Taking customers behind the scenes
But social media is not just about answering customers' questions. Organizations need to go beyond responding to queries and interact with their clients on social channels throughout their journeies. It's all about engagement. As Pierce notes, the aim is to create customer service experiences that are memorable and will ultimately be shared. "We want to create relationships for life," he says. "When a customer asks us a question, we want to get them into a conversation and hopefully develop a lifetime relationship with the brand."
An integral part of building a lasting relationship with customers revolves around familiarizing them with the brand. Customers are more likely to want to do repeat business with an organization that they feel they know well. This was one reason behind the launch of the video series Behind the Scenes @AmericanAir on the airline's YouTube channel, which has almost 17,000 subscribers. The social media team realized that customers were asking different questions about American Airlines and wanted to provide them with the details. For example, customers wanted to know where their bags go after they check them in or what happens during a weather delay.
The airline recognized the opportunity to engage with customers using video so in response the social media team created a series of short videos featuring experts answering common questions. The videos feature experts in different departments and give a glimpse into how each department works. For example, David Ferrel, a strategy analyst within the airlines' revenue management department, explains why the prices of flights fluctuate so much while Ken Chase, the airline's oenologist, explains the process of choosing the wines during flights. "We want to explain some of the complexities of the business as told by the experts," Pierce says. Because the videos are relatively short, averaging around five minutes, it's easy to share them with the airline's 750,000-plus Facebook fans and more than 600,000 Twitter followers.
The videos were successful and when American Airlines launched its new look early this year, it used video to engage customers, including outlining the process of painting the new logo on the new fleet and interviews with designers Ken Kaufman and Isaac Franco, from KAUFMANFRANCO, the company charged with designing new uniforms. "Social media users want to know the real side of the brand. [Videos] allow us to show the human side of American," Pierce notes. He adds that videos, especially explaining parts of the airline that customers never really understood or even knew existed, helps position American Airlines as a more accessible company.
Beyond video, social media played an integral role in the launch of the airline's visual identity, helping bring the new American Airlines to life and to people's homes. Pierce explains that a broad range of social channels were used throughout the launch, for example sharing the announcement on Twitter and posting photos on Facebook. Another important element was using social media as a listening tool to gain real-time insight into customer feedback. "This gave us an immediate understanding, within minutes, that the reaction was favorable," Pierce notes.
Engaging with future hires
While engaging with customers is important, the airline is also using social media to interact with potential future employees. When the airline announced it was hiring thousands of new flight attendants, interested applicants started asking questions about the requirements of becoming a flight attendant, as well as his or her responsibilities. The social media team recognized the opportunity to use social media and earlier this year organized a Tweet Chat with Lauri Curtis, the airline's vice president for flight services. "We were able to take questions about training, visas, etc, answer them, and inspire interested candidates," Pierce explains.

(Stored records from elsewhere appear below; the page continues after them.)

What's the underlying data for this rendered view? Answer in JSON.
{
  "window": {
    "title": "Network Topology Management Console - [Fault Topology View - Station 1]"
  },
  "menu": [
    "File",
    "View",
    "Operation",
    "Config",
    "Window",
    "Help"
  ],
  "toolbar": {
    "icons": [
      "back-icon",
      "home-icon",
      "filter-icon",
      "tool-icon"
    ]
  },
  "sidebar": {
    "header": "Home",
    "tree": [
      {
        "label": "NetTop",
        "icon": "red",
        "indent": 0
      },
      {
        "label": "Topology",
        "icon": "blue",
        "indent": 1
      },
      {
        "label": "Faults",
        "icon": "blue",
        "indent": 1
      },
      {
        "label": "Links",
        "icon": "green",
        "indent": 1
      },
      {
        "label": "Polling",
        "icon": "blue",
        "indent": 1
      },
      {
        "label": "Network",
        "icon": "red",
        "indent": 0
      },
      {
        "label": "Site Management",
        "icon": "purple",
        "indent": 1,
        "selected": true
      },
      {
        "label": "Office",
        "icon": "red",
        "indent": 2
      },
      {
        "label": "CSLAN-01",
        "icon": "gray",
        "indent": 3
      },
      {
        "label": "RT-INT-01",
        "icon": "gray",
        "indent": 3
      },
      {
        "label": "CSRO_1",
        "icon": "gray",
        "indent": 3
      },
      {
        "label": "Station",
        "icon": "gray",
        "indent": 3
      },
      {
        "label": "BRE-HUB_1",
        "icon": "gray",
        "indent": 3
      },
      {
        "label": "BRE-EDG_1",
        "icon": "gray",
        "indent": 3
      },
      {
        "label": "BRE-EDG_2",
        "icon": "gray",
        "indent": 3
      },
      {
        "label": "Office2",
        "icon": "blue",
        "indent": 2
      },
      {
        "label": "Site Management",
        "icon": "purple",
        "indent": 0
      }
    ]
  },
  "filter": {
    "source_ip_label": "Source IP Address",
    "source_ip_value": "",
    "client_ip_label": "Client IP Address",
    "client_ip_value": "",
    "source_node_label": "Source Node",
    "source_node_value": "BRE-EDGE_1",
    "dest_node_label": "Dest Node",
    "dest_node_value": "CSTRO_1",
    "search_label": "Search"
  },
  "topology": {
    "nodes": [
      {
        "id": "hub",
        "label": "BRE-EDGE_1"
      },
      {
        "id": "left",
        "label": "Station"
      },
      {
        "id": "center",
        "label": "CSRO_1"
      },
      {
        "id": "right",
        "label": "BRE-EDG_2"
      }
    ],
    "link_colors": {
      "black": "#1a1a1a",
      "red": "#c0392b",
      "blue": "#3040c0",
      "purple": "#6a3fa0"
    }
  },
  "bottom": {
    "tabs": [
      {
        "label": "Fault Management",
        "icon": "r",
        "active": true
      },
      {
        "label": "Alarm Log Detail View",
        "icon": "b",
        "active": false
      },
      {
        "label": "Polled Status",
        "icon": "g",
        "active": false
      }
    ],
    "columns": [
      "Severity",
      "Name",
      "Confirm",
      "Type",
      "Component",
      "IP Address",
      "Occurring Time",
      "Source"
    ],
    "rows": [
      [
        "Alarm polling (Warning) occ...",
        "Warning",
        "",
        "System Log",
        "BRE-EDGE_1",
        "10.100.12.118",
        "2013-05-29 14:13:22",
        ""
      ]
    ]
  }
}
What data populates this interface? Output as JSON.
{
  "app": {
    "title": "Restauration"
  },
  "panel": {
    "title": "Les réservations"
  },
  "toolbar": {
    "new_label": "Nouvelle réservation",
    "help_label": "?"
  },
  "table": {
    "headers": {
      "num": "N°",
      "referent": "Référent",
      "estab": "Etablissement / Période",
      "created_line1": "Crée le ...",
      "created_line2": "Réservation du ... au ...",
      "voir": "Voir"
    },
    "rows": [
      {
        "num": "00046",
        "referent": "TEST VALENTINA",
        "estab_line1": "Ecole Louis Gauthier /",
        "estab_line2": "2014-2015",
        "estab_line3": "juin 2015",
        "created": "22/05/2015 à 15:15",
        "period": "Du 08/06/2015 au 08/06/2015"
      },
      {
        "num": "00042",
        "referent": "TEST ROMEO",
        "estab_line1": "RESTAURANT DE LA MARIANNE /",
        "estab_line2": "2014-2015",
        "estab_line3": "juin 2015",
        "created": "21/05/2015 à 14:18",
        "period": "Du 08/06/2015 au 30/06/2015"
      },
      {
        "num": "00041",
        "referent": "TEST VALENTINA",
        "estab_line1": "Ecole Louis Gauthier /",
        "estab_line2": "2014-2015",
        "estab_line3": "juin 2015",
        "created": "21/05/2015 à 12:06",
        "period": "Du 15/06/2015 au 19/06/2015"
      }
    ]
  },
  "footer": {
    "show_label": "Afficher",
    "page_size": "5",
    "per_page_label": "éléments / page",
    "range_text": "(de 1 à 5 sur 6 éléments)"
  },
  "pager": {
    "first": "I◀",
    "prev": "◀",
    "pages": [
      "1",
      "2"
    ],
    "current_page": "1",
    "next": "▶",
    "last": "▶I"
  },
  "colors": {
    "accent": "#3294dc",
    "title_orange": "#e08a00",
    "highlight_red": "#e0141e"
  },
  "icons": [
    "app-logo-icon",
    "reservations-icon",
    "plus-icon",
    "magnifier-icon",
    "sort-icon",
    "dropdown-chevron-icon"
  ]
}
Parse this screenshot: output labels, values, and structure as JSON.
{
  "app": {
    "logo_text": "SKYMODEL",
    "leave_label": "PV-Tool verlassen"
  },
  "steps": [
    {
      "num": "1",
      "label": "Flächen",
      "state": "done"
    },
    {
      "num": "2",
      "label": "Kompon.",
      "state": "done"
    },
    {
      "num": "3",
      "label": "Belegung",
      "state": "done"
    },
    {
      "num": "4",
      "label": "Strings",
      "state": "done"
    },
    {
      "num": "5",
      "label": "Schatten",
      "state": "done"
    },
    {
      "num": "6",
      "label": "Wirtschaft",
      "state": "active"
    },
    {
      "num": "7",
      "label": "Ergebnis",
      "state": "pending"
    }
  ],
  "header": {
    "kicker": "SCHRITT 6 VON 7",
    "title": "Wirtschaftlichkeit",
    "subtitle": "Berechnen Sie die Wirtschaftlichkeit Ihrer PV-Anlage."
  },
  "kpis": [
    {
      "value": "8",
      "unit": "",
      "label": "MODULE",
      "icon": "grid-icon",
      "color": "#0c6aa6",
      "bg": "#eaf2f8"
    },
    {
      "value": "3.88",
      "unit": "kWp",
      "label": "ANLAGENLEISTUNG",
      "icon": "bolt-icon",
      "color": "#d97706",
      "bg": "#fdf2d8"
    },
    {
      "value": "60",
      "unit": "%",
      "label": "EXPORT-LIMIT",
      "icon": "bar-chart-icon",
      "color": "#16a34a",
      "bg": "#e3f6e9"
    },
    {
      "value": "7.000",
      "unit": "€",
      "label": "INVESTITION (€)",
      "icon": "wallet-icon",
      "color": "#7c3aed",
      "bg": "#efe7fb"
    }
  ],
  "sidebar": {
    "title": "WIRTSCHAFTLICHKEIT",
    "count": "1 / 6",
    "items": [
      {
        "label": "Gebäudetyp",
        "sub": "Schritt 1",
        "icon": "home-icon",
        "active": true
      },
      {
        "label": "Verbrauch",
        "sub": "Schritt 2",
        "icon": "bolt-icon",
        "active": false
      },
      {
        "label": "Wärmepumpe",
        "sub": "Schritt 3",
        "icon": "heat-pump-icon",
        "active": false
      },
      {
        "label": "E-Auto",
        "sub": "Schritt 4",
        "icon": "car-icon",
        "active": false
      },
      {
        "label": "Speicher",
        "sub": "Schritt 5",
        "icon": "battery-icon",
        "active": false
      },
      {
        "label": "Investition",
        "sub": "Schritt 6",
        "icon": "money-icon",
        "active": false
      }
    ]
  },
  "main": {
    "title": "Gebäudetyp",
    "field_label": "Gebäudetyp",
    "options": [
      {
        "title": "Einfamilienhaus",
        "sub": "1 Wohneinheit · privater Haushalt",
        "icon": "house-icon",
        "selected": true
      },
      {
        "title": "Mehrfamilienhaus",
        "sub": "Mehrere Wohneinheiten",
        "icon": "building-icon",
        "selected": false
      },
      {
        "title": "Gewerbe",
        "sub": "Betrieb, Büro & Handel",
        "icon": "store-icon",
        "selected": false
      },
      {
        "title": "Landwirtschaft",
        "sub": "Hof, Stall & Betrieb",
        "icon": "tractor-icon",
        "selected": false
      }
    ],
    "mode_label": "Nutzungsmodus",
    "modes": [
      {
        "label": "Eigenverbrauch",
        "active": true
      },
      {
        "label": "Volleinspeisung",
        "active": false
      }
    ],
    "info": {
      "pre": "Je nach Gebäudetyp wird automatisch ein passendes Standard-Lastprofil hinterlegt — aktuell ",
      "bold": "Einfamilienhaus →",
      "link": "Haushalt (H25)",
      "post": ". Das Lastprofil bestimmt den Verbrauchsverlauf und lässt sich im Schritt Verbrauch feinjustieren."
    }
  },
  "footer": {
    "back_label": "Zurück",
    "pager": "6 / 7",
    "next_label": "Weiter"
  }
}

As Pierce explains, success on social media depends highly on having the right data in hand and being able to make sense of it. "Understand what your customers are saying," he stresses. Secondly, organizations need to be nimble to be successful on social media. "This is one channel that represents the entire business," he says. "You have to hire people who are intuitive, are strong project managers, and live and breathe social."
Join us for a Tweet Up with Jonathan Pierce next Tuesday, September 24, at 1pm EST. Use hashtag #1to1social to join the discussion.